AIM OF THE EXERCISE -> What is needed is a copy of each line in the listing below that contains "JSON".

EXTRACTED RECORDS ->
[Start of section]

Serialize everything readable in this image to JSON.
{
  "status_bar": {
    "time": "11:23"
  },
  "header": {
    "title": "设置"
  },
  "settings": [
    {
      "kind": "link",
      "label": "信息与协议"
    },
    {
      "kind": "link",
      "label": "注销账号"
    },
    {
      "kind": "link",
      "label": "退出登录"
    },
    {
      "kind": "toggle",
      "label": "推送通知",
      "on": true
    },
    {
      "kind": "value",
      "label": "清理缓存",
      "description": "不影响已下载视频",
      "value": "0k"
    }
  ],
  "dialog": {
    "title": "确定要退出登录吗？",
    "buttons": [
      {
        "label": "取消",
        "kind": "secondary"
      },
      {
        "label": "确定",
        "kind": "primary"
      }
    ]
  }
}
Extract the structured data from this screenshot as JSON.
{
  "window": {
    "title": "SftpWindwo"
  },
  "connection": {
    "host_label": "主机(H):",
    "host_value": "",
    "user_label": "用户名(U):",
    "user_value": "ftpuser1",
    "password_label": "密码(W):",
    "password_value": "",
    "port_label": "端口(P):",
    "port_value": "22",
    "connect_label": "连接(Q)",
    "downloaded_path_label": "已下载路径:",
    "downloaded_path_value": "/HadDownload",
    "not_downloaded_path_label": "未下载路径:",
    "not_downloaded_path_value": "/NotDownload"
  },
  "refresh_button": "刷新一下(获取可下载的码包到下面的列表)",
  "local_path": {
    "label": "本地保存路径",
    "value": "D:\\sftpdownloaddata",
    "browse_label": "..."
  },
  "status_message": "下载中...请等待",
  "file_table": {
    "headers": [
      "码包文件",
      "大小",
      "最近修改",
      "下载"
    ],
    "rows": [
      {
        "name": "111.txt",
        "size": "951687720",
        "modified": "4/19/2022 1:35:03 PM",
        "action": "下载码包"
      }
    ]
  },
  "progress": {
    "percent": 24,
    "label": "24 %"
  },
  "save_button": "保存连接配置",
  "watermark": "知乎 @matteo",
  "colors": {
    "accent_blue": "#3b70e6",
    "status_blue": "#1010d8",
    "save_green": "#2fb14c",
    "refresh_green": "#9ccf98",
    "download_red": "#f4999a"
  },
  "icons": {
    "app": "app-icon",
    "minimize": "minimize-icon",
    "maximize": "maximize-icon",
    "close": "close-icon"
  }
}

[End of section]
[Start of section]

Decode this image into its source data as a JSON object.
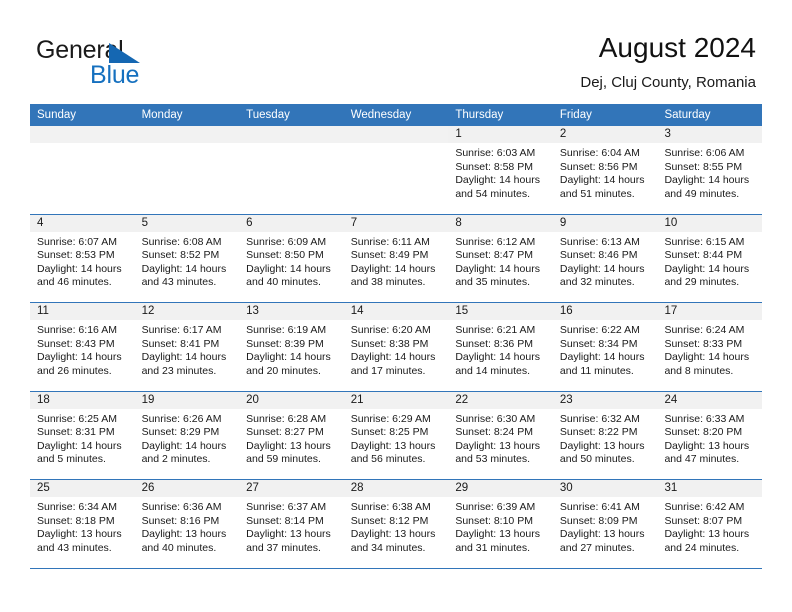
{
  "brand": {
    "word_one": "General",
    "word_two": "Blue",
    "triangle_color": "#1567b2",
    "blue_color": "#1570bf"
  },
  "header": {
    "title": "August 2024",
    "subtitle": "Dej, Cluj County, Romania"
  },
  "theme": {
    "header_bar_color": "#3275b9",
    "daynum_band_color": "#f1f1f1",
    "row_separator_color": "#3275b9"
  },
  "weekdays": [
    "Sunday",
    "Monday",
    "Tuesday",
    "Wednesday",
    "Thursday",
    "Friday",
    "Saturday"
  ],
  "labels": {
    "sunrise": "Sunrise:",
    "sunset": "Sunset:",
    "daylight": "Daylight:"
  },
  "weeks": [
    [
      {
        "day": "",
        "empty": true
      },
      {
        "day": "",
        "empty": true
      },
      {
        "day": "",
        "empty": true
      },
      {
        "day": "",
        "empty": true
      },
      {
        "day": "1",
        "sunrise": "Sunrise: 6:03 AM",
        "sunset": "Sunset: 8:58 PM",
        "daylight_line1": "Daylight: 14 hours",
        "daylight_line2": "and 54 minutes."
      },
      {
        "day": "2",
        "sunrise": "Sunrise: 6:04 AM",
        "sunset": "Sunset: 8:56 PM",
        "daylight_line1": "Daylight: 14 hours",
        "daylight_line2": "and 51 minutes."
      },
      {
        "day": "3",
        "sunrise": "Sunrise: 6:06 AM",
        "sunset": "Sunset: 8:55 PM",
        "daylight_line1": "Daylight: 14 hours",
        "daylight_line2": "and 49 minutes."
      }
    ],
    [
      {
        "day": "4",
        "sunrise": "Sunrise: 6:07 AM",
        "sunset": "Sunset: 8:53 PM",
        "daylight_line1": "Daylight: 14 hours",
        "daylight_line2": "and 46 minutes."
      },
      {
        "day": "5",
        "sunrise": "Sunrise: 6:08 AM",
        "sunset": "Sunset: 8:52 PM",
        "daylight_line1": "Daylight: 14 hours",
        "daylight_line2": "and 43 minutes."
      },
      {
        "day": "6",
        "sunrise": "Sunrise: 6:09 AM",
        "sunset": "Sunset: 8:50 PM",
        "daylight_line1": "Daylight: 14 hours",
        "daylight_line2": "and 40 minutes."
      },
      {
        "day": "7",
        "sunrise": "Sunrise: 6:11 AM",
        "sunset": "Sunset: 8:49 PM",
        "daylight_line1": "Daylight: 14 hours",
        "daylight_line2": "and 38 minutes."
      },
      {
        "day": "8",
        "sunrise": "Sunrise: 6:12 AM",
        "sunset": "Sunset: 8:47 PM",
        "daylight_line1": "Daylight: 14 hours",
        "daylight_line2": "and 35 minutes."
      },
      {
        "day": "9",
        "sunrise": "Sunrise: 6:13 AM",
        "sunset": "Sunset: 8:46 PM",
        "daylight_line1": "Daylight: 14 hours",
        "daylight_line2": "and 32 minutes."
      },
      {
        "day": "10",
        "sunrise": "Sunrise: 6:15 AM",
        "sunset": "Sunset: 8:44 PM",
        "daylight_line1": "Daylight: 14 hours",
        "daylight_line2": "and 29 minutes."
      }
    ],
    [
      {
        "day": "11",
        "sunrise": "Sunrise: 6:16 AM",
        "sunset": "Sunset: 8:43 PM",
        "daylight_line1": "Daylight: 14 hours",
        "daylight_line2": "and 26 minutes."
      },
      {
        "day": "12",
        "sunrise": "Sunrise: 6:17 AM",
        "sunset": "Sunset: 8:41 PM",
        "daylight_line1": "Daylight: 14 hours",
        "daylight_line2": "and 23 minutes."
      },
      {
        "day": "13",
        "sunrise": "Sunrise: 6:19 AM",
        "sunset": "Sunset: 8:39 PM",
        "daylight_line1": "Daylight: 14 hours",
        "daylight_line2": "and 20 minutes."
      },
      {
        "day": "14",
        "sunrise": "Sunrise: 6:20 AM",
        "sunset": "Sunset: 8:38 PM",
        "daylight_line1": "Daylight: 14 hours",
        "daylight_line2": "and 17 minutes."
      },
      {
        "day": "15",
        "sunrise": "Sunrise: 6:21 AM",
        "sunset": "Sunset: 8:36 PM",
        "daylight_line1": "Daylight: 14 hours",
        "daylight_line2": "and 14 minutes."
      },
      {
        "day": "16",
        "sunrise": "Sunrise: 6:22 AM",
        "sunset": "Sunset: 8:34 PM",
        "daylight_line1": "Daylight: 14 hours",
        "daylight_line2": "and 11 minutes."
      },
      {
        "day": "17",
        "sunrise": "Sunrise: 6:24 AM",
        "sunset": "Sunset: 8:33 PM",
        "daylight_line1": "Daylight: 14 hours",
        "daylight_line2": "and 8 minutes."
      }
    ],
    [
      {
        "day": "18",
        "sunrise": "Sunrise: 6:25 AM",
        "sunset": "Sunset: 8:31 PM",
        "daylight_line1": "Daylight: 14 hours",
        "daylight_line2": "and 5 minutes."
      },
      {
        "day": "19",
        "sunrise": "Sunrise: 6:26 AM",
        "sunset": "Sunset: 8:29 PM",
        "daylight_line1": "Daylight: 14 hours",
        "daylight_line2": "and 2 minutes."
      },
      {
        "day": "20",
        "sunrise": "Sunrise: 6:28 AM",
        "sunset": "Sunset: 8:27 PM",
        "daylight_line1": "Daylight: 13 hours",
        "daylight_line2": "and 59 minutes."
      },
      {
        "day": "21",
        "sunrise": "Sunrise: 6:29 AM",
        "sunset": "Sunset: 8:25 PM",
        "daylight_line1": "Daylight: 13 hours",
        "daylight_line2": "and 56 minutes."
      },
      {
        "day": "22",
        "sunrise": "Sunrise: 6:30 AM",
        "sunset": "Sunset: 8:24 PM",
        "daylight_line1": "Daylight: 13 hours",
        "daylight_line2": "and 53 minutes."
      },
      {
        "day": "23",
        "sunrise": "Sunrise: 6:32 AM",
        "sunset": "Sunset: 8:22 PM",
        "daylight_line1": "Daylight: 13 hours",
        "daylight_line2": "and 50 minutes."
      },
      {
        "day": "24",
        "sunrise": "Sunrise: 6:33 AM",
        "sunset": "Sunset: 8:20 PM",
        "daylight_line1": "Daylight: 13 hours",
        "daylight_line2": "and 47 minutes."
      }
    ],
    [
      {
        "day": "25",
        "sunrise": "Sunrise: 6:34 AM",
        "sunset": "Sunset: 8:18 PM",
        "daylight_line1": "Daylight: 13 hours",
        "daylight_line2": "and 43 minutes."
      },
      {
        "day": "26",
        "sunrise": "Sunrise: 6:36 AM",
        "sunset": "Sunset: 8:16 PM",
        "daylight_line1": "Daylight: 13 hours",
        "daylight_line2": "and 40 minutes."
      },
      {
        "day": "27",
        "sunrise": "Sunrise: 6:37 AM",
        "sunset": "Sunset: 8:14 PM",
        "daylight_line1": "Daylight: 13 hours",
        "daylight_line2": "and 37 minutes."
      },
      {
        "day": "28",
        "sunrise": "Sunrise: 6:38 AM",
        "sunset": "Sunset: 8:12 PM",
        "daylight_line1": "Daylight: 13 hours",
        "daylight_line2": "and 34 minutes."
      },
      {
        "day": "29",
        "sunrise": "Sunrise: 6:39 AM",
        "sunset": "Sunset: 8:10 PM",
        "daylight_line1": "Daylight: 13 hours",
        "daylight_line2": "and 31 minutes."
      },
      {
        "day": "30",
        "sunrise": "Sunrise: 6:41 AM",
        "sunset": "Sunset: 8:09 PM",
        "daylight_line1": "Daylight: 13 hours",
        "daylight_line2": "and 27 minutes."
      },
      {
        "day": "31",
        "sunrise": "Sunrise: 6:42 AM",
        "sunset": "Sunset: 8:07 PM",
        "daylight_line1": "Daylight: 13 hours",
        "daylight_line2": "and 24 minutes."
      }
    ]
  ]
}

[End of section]
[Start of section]

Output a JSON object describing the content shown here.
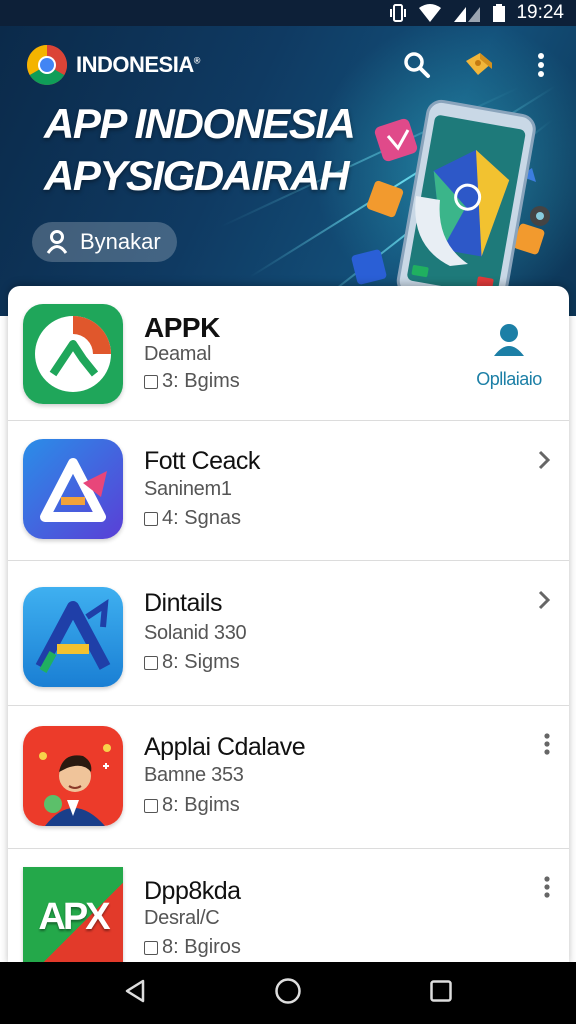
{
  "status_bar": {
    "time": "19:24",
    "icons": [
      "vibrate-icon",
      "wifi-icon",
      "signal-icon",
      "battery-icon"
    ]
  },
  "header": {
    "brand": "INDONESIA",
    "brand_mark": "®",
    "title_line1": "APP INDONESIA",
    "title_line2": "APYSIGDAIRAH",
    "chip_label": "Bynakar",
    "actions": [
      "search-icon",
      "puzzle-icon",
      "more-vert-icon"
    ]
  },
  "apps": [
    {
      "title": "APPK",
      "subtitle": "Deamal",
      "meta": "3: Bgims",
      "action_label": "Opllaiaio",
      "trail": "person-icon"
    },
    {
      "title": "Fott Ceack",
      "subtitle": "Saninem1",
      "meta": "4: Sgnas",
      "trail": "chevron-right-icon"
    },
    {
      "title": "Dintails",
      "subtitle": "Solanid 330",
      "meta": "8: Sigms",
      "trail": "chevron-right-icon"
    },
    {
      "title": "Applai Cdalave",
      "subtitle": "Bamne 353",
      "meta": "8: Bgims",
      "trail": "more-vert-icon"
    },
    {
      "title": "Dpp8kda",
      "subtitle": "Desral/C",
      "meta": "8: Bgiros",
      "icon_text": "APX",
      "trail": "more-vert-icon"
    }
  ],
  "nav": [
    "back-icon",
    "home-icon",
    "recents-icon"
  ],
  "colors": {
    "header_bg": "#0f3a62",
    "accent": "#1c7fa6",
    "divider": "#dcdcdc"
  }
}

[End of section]

TASK RESULT ->
Serialize everything readable in this image to JSON.
Extract the structured data from this screenshot as JSON.
Decode this image into its source data as a JSON object.
Output a JSON object describing the content shown here.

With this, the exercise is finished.